SAN FRANCISCO—The message came across loud and clear at the Open Mobile Summit in here Nov. 12-14: mobile has passed the tipping point.
But despite a sharp rise in mobile clout, many marketers are not doing basic things to address it, said Brendon Kraham, a product strategist at Google, during a panel session.
“There needs to be urgency about this,” he said. “We will soon see an inflection where there is more consumer activity on mobile.”
Gokul Rajaram, product engineering lead at payments innovator Square, stressed during the same panel discussion that in his view, an important benefit of mobile is that the channel lets “businesses communicate with consumers before, during and after the sale.” He added that mobile is a tool that allows for creating relationships that involve multiple touch points over time.
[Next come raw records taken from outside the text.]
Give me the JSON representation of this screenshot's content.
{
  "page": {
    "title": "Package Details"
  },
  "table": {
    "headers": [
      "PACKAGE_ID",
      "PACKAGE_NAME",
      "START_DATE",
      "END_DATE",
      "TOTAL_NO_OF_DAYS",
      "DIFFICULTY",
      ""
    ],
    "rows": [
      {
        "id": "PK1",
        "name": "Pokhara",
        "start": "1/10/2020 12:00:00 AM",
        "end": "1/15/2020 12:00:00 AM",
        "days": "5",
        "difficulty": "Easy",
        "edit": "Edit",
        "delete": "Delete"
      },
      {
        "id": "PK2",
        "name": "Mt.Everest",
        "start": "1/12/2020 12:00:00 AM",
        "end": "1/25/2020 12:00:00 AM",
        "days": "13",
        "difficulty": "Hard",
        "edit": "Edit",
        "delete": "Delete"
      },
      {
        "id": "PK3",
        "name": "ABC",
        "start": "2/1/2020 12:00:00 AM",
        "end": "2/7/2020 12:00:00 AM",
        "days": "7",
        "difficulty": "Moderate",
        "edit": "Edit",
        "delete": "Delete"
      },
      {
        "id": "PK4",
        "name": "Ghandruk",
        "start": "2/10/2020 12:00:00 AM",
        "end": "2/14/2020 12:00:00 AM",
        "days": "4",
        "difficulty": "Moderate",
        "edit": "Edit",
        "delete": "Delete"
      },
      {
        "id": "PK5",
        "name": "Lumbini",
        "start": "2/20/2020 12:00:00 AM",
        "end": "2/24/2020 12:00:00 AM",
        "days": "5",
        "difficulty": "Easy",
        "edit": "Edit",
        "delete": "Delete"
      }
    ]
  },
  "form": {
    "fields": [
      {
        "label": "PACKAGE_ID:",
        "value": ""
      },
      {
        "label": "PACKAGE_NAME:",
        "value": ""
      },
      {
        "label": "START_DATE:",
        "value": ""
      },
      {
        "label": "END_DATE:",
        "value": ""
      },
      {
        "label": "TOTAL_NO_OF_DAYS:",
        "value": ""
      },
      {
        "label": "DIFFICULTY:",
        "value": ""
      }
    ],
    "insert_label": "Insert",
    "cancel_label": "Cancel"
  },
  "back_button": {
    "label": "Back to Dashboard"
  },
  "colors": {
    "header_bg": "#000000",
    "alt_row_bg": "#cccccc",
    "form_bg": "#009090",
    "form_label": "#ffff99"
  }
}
Over at Walmart, Gibu Thomas, senior vice president, digital and global ecommerce, said in another presentation that the Bentonville, Ark.-based retailer no longer thinks of mobile as a device.
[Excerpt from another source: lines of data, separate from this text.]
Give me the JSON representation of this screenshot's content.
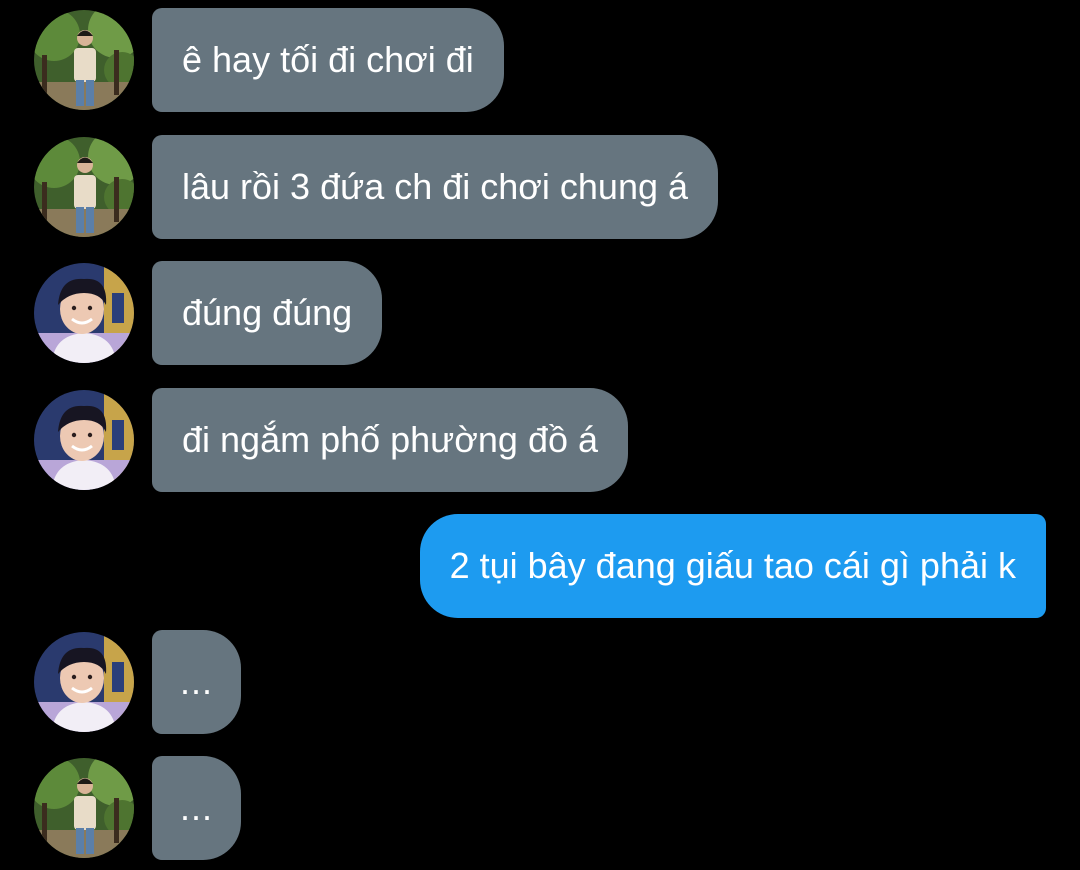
{
  "colors": {
    "background": "#000000",
    "incoming_bubble": "#66757f",
    "outgoing_bubble": "#1d9bf0",
    "text": "#ffffff"
  },
  "messages": [
    {
      "sender": "friend-a",
      "direction": "incoming",
      "text": "ê hay tối đi chơi đi"
    },
    {
      "sender": "friend-a",
      "direction": "incoming",
      "text": "lâu rồi 3 đứa ch đi chơi chung á"
    },
    {
      "sender": "friend-b",
      "direction": "incoming",
      "text": "đúng đúng"
    },
    {
      "sender": "friend-b",
      "direction": "incoming",
      "text": "đi ngắm phố phường đồ á"
    },
    {
      "sender": "me",
      "direction": "outgoing",
      "text": "2 tụi bây đang giấu tao cái gì phải k"
    },
    {
      "sender": "friend-b",
      "direction": "incoming",
      "text": "..."
    },
    {
      "sender": "friend-a",
      "direction": "incoming",
      "text": "..."
    }
  ],
  "avatars": {
    "friend-a": "avatar-photo-outdoor-park",
    "friend-b": "avatar-photo-smiling-boy"
  }
}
“We believe smartphones have become extensions of their hands for our consumers,” he said.
He elaborated that, according to WalMart’s research, more than half the discounter’s customers have smartphones, and he said that by 2016, smartphone driven mobile commerce will reach a staggering $27 billion.
Add this up, said Tom Bedecarre, chairman of AKQA, a digital innovation company, and mobile is about 365 days of engagement. In a session about marketing for mobile delivery, he said too many marketers see mobile as a vertical silo. What’s required is a horizontal view, where mobile touches everything, he said.
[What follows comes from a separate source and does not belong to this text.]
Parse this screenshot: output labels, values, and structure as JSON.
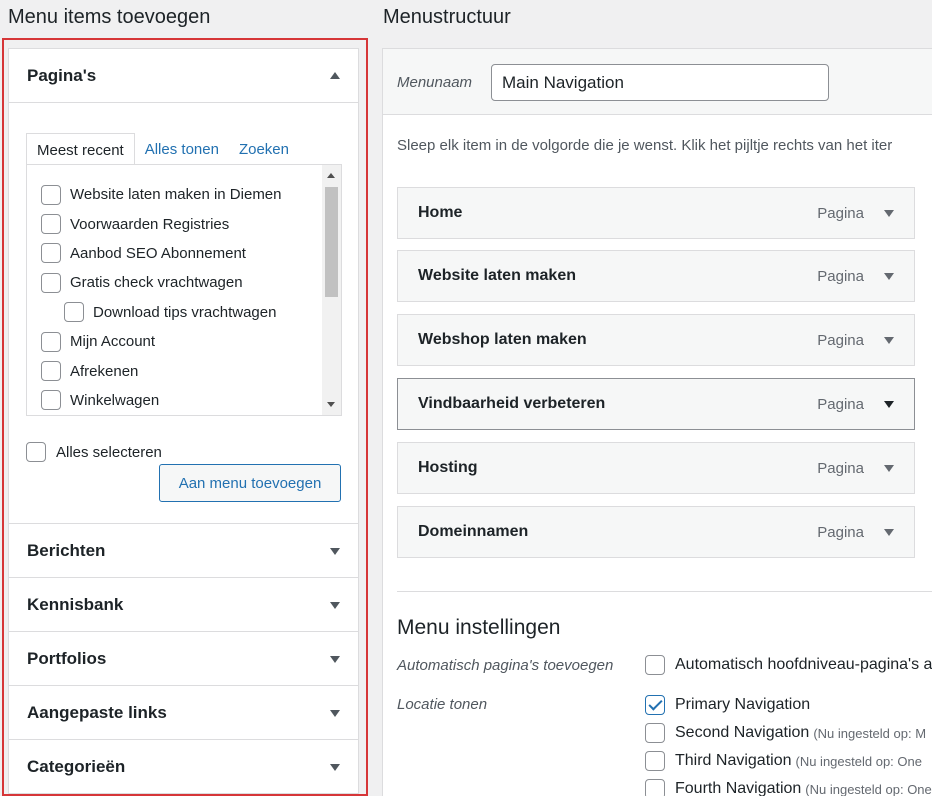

Next Page: Time to Be All In
“It is time to be all in on mobile,” Bedecarre said. “Mobile is a huge, trending monster. If you are not embracing it, you will be left behind.”
Many Open Mobile Summit speakers said the mobile revolution is only in its first stages, as the domination of smartphones and wearable devices increases.
“Mobile is a way for brands to connect with their consumers,” said Steve Weinswig, managing director of R/GA, a digital advertising agency, in a session that addressed mobile advertising. “It all blurs. Are you serving up a product or a service or content?”
There even were words of optimism for Near Field Communication, the one-time favorite to sweep mobile commerce that was shunned by Apple on its iPhones. And, the NFC-powered Isis mobile commerce pilot organized in 2010 by Verzon, AT&T and T-Mobile appeared to have hit a dead end.
The NFC optimism came from Sprint’s chief marketing officer Bill Malloy, in an interview with Credit Union Times.
He did not directly comment on Isis, an initiative from which Sprint was left out, but he said, “I know how many devices we are shipping with NFC. The technology is out there.”
He added that good things are also happening with Google Wallet, an NFC-based m-commerce tool that Sprint makes available on several mobile phones.
A very different point of view was articulated by Mitchell Baker, chairperson of Mozilla Corporation, the developer of the open source browser.
Mobile is coming down to a duel between Apple and Google and the carriers increasingly look to be irrelevant.
“They are becoming commodities,” she said.
Baker said her view is that in the next phase of mobile computing, the web—not apps, but the mobile web—will emerge as a platform. Furthermore, Baker said she thinks the mobile web and apps will merge, probably in the next five years.